(Interface dataset entries)
================================

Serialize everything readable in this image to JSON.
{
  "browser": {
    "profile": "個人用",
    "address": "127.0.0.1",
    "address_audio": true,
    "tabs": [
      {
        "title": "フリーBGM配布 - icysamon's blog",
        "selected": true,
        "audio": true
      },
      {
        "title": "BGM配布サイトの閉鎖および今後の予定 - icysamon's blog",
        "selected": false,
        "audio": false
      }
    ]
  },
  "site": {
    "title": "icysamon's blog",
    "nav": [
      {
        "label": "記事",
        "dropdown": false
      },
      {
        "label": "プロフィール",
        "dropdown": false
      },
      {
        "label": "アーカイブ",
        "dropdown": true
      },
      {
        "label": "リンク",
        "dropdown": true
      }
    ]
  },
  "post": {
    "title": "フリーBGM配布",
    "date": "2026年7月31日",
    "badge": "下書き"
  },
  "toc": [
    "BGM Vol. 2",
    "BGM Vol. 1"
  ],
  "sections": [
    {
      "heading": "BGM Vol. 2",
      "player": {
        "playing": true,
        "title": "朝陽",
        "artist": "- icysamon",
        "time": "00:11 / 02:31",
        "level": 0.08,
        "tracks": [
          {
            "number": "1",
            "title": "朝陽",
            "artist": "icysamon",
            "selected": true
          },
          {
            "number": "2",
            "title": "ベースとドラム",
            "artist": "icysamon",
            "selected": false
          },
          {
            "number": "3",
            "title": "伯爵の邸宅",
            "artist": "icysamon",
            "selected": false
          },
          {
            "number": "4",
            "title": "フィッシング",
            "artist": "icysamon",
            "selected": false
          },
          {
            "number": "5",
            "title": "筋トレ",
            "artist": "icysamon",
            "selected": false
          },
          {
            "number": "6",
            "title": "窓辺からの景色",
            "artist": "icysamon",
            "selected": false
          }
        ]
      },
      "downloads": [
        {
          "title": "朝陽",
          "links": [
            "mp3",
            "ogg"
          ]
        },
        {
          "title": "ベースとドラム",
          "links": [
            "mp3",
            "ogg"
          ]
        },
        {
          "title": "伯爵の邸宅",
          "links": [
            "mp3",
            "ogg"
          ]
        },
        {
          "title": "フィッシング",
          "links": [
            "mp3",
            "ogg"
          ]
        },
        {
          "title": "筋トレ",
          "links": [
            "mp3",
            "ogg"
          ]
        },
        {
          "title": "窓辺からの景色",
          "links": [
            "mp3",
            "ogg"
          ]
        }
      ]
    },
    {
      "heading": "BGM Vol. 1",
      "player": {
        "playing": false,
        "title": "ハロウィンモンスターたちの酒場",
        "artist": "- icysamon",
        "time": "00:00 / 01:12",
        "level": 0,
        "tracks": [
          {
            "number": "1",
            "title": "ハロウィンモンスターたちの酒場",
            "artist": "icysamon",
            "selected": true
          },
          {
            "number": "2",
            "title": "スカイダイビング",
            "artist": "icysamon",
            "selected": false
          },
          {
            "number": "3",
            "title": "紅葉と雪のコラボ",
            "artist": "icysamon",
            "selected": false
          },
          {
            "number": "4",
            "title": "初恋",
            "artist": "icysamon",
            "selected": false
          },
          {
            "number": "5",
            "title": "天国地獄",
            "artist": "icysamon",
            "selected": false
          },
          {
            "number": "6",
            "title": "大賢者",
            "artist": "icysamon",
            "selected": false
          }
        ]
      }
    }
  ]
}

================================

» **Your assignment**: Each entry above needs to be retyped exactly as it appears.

» **Solved problem**:
Serialize everything readable in this image to JSON.
{
  "browser": {
    "profile": "個人用",
    "address": "127.0.0.1",
    "address_audio": true,
    "tabs": [
      {
        "title": "フリーBGM配布 - icysamon's blog",
        "selected": true,
        "audio": true
      },
      {
        "title": "BGM配布サイトの閉鎖および今後の予定 - icysamon's blog",
        "selected": false,
        "audio": false
      }
    ]
  },
  "site": {
    "title": "icysamon's blog",
    "nav": [
      {
        "label": "記事",
        "dropdown": false
      },
      {
        "label": "プロフィール",
        "dropdown": false
      },
      {
        "label": "アーカイブ",
        "dropdown": true
      },
      {
        "label": "リンク",
        "dropdown": true
      }
    ]
  },
  "post": {
    "title": "フリーBGM配布",
    "date": "2026年7月31日",
    "badge": "下書き"
  },
  "toc": [
    "BGM Vol. 2",
    "BGM Vol. 1"
  ],
  "sections": [
    {
      "heading": "BGM Vol. 2",
      "player": {
        "playing": true,
        "title": "朝陽",
        "artist": "- icysamon",
        "time": "00:11 / 02:31",
        "level": 0.08,
        "tracks": [
          {
            "number": "1",
            "title": "朝陽",
            "artist": "icysamon",
            "selected": true
          },
          {
            "number": "2",
            "title": "ベースとドラム",
            "artist": "icysamon",
            "selected": false
          },
          {
            "number": "3",
            "title": "伯爵の邸宅",
            "artist": "icysamon",
            "selected": false
          },
          {
            "number": "4",
            "title": "フィッシング",
            "artist": "icysamon",
            "selected": false
          },
          {
            "number": "5",
            "title": "筋トレ",
            "artist": "icysamon",
            "selected": false
          },
          {
            "number": "6",
            "title": "窓辺からの景色",
            "artist": "icysamon",
            "selected": false
          }
        ]
      },
      "downloads": [
        {
          "title": "朝陽",
          "links": [
            "mp3",
            "ogg"
          ]
        },
        {
          "title": "ベースとドラム",
          "links": [
            "mp3",
            "ogg"
          ]
        },
        {
          "title": "伯爵の邸宅",
          "links": [
            "mp3",
            "ogg"
          ]
        },
        {
          "title": "フィッシング",
          "links": [
            "mp3",
            "ogg"
          ]
        },
        {
          "title": "筋トレ",
          "links": [
            "mp3",
            "ogg"
          ]
        },
        {
          "title": "窓辺からの景色",
          "links": [
            "mp3",
            "ogg"
          ]
        }
      ]
    },
    {
      "heading": "BGM Vol. 1",
      "player": {
        "playing": false,
        "title": "ハロウィンモンスターたちの酒場",
        "artist": "- icysamon",
        "time": "00:00 / 01:12",
        "level": 0,
        "tracks": [
          {
            "number": "1",
            "title": "ハロウィンモンスターたちの酒場",
            "artist": "icysamon",
            "selected": true
          },
          {
            "number": "2",
            "title": "スカイダイビング",
            "artist": "icysamon",
            "selected": false
          },
          {
            "number": "3",
            "title": "紅葉と雪のコラボ",
            "artist": "icysamon",
            "selected": false
          },
          {
            "number": "4",
            "title": "初恋",
            "artist": "icysamon",
            "selected": false
          },
          {
            "number": "5",
            "title": "天国地獄",
            "artist": "icysamon",
            "selected": false
          },
          {
            "number": "6",
            "title": "大賢者",
            "artist": "icysamon",
            "selected": false
          }
        ]
      }
    }
  ]
}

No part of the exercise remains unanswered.